    16. Contention Window DIFS PIFS DIFS Busy Medium Next Frame SIFS Time Wait for Reattempt Time Defer Access Copyright 2000 McGraw-Hill Leon-Garcia and Widjaja Communication Networks Figure 6.69

    17. (a) B RTS C A requests to send (b) CTS B CTS A C B announces A ok to send (c) B Data frame A sends C remains quiet Copyright 2000 McGraw-Hill Leon-Garcia and Widjaja Communication Networks Figure 6.70

    18. DIFS Data Source SIFS ACK Destination DIFS NAV Other Wait for reattempt time Defer access Copyright 2000 McGraw-Hill Leon-Garcia and Widjaja Communication Networks Figure 6.71

    19. DIFS RTS Data Source SIFS SIFS SIFS CTS Ack Destination DIFS NAV (RTS) NAV (CTS) Other NAV (Data) Defer access Copyright 2000 McGraw-Hill Leon-Garcia and Widjaja Communication Networks Figure 6.72

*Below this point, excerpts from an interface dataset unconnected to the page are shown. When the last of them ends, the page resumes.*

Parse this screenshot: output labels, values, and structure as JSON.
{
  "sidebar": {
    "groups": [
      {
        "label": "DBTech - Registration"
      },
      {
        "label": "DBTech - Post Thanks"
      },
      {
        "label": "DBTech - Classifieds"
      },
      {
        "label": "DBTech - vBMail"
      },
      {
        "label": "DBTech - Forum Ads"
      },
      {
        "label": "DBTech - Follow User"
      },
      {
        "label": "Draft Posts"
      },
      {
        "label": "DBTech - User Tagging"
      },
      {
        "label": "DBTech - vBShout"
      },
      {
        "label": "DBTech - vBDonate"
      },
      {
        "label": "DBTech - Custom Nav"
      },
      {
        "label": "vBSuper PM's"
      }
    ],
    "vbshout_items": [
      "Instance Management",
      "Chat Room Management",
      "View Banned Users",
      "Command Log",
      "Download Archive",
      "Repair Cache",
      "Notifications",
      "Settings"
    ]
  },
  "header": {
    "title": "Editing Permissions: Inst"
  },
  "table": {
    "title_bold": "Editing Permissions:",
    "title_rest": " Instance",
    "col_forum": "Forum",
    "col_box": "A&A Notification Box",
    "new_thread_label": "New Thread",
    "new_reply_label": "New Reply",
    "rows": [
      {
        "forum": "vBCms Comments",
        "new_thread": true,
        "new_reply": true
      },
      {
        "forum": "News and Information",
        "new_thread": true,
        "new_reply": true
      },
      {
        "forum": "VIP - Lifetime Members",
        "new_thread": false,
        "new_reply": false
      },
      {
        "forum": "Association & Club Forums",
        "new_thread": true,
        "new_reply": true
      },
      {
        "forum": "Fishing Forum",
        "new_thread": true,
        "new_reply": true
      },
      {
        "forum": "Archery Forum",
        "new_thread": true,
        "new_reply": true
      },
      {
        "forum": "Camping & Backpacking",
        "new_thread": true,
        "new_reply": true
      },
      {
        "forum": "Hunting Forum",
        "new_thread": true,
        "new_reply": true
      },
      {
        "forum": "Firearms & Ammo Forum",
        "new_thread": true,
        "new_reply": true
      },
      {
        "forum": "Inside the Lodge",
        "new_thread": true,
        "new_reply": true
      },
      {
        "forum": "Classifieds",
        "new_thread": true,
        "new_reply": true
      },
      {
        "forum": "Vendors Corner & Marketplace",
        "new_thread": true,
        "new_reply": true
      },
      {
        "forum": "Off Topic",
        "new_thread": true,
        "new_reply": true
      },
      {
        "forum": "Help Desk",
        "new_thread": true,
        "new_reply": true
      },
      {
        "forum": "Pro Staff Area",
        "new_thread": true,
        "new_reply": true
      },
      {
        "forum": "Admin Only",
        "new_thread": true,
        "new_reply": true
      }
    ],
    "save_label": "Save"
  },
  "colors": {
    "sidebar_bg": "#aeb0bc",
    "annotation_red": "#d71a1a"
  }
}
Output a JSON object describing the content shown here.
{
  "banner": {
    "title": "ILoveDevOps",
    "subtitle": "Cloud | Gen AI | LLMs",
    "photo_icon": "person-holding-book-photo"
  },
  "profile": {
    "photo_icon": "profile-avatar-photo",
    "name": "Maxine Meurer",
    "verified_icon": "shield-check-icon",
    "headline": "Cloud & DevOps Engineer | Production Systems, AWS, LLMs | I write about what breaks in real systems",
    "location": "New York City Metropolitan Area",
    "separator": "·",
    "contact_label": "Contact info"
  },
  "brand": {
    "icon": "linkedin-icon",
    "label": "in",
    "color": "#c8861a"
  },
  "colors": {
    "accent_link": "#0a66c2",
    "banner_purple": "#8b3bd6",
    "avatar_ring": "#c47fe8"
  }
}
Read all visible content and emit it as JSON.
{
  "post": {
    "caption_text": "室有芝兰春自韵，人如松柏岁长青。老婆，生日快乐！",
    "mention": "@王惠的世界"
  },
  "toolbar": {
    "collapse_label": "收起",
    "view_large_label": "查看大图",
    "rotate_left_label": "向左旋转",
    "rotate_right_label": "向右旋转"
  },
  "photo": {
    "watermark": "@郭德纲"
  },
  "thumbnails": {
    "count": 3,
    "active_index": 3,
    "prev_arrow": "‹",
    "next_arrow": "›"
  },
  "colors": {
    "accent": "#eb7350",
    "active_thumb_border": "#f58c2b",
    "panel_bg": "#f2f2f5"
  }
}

    20. U 2 + ACK D2+Ack+Poll D1 + Poll U 1 + ACK TBTT Contention-Free Repetition Interval SIFS SIFS SIFS SIFS SIFS Contention Period CF End B PIFS Reset NAV NAV CF_Max_Duration D1, D2 = frame sent by Point Coordinator U1, U2 = frame sent by polled station TBTT = target beacon transmission time B = Beacon Frame Copyright 2000 McGraw-Hill Leon-Garcia and Widjaja Communication Networks Figure 6.73

    21. Physical Layer • Physical Layer Convergence Procedure (PLCP) • Physical Medium Dependent (PMD)

    22. LLC PDU LLC MAC HDR MAC SDU CRC MAC Layer Physical Layer Convergence Procedure PLCP PRMBL PLCP HDR PLCP PDU Physical Layer Physical Medium Dependent Copyright 2000 McGraw-Hill Leon-Garcia and Widjaja Communication Networks Figure 6.74

    23. 80 bits 16 12 4 16 Variable length Sync Start Frame Delimiter Length Signaling CRC Payload data PLCP header PLCP preamble Copyright 2000 McGraw-Hill Leon-Garcia and Widjaja Communication Networks Figure 6.75

    24. 11 chip Barker sequence: +1 +1 +1+1 +1 +1 -1 -1 -1 -1-1 11 symbol times To transmit +1, send: +1 +1 +1+1 +1 +1 -1 -1 -1 -1 -1 11 symbol times To transmit -1, send: +1 +1+1 +1 +1 -1 -1 -1 -1 -1 -1 11 symbol times Copyright 2000 McGraw-Hill Leon-Garcia and Widjaja Communication Networks Figure 6.76

    25. 128 bits 16 8 16 Variable length 8 16 Service Sync Start frame delimiter Signal Length CRC Payload data PLCP header PLCP preamble Copyright 2000 McGraw-Hill Leon-Garcia and Widjaja Communication Networks Figure 6.77

    26. 57-73 slots 4 3 16 Variable length 32 16 DC level adjust Sync Start frame delimiter Data rate Length CRC Payload data PLCP header PLCP preamble Copyright 2000 McGraw-Hill Leon-Garcia and Widjaja Communication Networks Figure 6.78

    27. Reading Assignment • Section 6.6.4